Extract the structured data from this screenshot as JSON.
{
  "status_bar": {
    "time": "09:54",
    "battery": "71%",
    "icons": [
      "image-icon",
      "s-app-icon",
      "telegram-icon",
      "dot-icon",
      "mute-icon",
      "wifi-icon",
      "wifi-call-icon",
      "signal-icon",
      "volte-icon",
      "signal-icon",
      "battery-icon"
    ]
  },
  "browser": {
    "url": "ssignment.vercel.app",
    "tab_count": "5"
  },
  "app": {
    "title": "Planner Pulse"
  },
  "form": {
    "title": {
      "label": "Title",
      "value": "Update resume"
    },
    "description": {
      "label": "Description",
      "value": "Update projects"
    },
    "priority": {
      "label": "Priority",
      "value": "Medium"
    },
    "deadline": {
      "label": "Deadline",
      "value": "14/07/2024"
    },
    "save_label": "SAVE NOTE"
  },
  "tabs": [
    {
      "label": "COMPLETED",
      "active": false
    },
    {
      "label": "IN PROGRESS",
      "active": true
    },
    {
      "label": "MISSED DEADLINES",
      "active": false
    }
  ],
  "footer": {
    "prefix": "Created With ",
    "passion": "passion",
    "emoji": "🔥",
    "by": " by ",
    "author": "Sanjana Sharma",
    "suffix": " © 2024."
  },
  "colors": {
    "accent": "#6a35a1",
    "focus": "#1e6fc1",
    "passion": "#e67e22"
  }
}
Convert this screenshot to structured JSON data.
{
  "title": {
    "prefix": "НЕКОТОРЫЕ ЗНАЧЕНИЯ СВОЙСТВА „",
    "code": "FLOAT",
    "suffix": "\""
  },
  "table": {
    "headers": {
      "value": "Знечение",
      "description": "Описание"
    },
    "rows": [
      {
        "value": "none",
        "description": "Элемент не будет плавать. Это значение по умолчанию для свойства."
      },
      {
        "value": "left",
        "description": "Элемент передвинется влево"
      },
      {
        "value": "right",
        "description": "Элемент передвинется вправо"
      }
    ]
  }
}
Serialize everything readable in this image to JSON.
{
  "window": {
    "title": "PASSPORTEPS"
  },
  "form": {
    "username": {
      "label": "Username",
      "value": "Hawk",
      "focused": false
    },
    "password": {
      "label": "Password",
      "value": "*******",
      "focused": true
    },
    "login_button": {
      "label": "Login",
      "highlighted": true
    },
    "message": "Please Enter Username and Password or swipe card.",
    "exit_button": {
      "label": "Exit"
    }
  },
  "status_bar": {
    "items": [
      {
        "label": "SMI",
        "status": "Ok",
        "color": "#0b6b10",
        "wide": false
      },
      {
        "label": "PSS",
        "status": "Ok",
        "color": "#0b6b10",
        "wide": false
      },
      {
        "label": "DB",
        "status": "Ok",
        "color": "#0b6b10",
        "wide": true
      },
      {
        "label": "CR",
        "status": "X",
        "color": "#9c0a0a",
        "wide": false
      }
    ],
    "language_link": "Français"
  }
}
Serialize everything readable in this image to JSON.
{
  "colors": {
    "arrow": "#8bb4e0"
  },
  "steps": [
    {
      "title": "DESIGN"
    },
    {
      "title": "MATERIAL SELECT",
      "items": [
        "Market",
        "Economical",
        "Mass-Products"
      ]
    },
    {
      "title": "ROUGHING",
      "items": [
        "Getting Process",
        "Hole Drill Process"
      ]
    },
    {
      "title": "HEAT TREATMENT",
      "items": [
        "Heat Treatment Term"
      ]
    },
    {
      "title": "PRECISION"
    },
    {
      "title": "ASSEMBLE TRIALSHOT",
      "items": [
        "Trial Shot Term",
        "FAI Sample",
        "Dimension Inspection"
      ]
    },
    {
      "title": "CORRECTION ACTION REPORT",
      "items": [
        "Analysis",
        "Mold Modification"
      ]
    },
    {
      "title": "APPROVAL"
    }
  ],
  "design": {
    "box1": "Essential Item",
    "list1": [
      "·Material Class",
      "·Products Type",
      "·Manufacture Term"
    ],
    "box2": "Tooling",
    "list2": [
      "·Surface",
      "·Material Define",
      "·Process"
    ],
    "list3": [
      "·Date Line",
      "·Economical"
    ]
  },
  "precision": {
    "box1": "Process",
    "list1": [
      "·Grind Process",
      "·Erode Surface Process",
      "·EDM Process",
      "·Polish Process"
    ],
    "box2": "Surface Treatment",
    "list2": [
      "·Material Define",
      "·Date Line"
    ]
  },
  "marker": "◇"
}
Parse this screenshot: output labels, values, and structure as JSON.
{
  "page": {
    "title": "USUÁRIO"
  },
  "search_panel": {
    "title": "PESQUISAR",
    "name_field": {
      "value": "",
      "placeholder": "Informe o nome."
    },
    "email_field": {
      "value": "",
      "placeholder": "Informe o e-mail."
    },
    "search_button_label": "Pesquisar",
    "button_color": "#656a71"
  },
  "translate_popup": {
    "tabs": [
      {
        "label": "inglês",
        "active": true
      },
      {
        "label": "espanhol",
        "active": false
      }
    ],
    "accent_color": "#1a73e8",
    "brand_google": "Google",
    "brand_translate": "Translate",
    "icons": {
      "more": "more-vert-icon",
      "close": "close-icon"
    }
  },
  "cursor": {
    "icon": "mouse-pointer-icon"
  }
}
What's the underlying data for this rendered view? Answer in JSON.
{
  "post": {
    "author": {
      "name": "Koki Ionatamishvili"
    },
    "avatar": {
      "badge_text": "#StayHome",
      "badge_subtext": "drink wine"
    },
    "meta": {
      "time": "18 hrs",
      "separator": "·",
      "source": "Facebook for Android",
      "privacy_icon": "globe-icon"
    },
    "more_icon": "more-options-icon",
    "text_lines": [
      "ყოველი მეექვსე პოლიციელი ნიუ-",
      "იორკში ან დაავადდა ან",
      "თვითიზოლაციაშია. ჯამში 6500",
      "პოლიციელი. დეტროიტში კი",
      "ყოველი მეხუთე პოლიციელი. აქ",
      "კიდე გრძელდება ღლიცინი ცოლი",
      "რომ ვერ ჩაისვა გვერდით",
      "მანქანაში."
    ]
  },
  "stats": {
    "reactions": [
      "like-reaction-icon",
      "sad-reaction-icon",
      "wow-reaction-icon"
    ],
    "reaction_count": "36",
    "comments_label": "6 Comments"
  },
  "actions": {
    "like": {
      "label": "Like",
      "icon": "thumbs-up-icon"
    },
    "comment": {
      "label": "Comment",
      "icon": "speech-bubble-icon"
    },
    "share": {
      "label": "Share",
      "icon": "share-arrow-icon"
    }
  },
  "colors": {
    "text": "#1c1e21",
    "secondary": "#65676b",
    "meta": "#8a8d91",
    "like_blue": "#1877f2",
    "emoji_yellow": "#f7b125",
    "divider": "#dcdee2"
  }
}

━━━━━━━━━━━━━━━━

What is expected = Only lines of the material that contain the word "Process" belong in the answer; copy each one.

Solution below =
        "Getting Process",
        "Hole Drill Process"
      "·Process"
    "box1": "Process",
      "·Grind Process",
      "·Erode Surface Process",
      "·EDM Process",
      "·Polish Process"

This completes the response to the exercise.